Daily life in Zurich, Switzerland on October 28, 2020.
Piotr Piwowarski | NurPhoto | Getty Images
SINGAPORE – Zurich and Paris ousted Singapore and Osaka in a recent report on the world’s most expensive cities.
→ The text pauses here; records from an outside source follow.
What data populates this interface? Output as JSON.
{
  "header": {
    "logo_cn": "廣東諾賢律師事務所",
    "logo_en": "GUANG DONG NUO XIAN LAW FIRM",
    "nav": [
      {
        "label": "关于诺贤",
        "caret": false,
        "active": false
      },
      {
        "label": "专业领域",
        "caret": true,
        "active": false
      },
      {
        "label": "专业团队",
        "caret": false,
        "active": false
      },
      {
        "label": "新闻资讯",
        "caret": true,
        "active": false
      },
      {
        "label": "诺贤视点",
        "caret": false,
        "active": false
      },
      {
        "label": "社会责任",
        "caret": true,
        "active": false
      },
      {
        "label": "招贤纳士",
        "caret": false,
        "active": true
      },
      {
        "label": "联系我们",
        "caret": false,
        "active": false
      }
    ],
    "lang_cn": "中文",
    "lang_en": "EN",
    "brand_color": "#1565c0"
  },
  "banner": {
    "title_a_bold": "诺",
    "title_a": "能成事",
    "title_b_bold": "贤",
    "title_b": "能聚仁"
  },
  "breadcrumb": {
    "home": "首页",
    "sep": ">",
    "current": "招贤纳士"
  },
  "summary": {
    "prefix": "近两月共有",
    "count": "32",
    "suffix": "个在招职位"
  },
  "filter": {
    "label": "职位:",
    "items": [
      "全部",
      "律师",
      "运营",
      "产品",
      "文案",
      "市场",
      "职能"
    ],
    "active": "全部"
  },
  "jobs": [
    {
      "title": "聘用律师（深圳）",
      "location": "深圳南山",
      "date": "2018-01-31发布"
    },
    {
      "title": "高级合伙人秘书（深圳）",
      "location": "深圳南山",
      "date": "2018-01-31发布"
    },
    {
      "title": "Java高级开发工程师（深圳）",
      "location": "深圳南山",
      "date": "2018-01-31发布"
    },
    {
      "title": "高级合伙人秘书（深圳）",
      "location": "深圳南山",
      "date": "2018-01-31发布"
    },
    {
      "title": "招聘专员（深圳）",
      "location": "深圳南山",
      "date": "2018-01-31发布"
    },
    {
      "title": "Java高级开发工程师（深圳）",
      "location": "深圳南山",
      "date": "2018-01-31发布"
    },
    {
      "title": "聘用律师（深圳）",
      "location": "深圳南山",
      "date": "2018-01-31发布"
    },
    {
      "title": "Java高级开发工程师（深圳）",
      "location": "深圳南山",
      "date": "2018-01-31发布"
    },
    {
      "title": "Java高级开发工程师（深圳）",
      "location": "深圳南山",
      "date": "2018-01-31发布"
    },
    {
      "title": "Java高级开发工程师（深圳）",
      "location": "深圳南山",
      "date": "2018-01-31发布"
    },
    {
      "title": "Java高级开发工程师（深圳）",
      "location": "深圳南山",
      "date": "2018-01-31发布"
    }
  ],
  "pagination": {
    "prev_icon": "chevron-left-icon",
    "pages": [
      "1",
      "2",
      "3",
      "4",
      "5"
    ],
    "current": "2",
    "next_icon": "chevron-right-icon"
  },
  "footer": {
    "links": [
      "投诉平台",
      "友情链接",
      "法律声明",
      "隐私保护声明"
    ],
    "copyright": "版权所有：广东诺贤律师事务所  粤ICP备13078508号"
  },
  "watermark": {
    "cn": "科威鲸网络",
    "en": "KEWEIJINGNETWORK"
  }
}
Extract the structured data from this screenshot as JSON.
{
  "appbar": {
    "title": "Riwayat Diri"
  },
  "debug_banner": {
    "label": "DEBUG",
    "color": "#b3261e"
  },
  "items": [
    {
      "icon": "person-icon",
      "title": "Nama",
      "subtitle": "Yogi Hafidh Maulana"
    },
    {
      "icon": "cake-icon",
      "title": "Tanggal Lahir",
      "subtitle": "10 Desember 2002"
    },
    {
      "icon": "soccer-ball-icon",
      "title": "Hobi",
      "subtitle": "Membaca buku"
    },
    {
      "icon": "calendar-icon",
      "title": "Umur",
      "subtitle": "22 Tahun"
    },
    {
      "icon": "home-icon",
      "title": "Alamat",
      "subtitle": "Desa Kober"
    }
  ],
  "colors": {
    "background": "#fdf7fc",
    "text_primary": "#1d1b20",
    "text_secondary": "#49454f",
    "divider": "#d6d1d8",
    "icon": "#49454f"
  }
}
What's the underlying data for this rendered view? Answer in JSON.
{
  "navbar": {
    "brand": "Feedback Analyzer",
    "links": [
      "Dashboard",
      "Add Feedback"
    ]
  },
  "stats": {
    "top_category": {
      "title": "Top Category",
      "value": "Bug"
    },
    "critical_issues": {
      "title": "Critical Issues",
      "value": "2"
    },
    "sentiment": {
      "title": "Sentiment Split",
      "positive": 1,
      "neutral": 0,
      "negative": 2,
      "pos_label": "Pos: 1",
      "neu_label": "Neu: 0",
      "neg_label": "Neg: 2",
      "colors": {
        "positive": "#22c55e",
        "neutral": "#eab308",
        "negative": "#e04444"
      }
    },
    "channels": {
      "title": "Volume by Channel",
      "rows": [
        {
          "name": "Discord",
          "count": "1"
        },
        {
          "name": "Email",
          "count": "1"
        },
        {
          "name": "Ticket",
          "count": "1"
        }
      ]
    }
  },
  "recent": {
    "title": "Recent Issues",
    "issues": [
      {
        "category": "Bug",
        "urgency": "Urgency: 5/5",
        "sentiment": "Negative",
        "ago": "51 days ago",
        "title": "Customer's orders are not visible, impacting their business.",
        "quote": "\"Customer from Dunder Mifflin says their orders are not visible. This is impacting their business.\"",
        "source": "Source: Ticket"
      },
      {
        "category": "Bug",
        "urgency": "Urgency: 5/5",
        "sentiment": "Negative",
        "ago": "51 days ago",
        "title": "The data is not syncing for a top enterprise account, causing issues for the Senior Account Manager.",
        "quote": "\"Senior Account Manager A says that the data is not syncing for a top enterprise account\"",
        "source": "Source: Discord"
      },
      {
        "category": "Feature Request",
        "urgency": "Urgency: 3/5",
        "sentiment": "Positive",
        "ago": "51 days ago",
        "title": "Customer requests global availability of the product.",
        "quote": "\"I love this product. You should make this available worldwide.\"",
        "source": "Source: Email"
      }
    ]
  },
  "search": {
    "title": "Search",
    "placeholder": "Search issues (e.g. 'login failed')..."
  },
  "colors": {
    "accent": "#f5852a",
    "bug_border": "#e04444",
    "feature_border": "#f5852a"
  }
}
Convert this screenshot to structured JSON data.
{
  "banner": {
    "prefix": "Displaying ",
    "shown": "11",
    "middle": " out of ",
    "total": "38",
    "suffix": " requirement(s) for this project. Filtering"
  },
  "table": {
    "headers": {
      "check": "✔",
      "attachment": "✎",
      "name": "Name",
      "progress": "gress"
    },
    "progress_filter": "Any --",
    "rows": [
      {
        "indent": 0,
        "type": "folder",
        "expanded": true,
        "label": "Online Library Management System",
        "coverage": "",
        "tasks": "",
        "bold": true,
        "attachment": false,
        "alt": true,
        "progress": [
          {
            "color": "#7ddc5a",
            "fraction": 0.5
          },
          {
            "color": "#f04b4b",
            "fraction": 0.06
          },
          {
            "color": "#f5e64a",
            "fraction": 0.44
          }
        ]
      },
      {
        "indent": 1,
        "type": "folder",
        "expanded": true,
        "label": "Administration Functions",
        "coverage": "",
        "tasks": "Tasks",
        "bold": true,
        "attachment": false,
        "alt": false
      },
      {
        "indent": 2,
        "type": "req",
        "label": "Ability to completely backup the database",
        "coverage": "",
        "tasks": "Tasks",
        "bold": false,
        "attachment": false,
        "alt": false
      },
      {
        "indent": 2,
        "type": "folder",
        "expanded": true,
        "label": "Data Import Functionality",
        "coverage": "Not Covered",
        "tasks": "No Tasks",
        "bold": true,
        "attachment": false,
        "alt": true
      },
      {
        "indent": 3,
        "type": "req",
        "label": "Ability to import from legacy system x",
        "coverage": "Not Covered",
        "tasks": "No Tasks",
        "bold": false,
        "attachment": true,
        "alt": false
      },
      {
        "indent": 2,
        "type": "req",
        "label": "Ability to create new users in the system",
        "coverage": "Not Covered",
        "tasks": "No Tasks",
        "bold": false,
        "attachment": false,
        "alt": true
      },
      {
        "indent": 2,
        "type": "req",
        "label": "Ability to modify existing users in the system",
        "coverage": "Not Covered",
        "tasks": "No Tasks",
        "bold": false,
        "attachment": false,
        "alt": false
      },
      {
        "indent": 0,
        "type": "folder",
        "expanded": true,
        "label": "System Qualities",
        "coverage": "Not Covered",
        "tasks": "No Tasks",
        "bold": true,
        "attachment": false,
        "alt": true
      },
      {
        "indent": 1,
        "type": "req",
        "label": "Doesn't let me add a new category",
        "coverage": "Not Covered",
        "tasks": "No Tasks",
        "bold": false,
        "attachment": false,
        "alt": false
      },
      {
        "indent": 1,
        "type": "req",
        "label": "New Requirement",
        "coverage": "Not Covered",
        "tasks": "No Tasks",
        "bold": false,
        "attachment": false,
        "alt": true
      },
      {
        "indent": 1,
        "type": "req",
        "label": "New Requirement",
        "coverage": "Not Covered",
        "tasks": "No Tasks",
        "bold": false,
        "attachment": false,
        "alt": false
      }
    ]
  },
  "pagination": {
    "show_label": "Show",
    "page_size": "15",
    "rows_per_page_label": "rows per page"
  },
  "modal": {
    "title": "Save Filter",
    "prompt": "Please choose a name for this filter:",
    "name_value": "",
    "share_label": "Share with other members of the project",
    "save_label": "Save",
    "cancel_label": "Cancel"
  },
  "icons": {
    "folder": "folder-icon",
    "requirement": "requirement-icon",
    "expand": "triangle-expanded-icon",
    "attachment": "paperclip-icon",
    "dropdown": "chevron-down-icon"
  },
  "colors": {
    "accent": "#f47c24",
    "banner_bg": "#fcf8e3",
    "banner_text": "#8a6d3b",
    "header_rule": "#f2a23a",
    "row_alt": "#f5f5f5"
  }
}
The two Asian cities previously joined Hong Kong at the top of the rankings.
That is based on The Economist Intelligence Unit’s latest global cost of living index This shows how the coronavirus pandemic affected the prices of goods and services in more than 130 cities in September 2020.
According to the report, the jump from Zurich and Paris to first place was due to the strengthening of the Swiss franc and the euro.
“The Covid-19 pandemic has caused the US dollar to weaken, while Western European and North Asian currencies have risen against the US dollar, which in turn has shifted the prices of goods and services,” said Upasana Dutt, head of global Cost of Living at The EIU. New York City is used as the base city in the index.
“Asian cities have traditionally dominated the rankings for the past few years, but the pandemic has reshuffled the rankings for this edition.”
In Singapore, now ranked fourth, prices fell due to an exodus of foreign labor, the report said.
“With the city-state’s total population declining for the first time since 2003, demand has fallen and deflation has set in. There have been similar trends in Osaka, with consumer prices stagnating and the Japanese government subsidizing costs such as public transportation.” Osaka shares fifth place with Tel Aviv.
Prices for most goods and services have been “pretty flat” over the past year, but certain categories have been affected due to the Covid-19 crisis, the EIU said.
The cost of essential products such as food and water remained “resilient”, but low demand led to a sharp drop in clothing prices.
“Supply chain problems have also had different effects on different goods and have increased the price of high-demand products such as computers in some cities,” the report said.
Dutt said such trends could continue into 2021 as spending remains limited and pressure on prices.
“”Many budget conscious consumers will prioritize spending on basic groceries, home entertainment and faster internet access, “she said.” Big ticket items as well as clothing and recreation outside the home will continue to have problems. “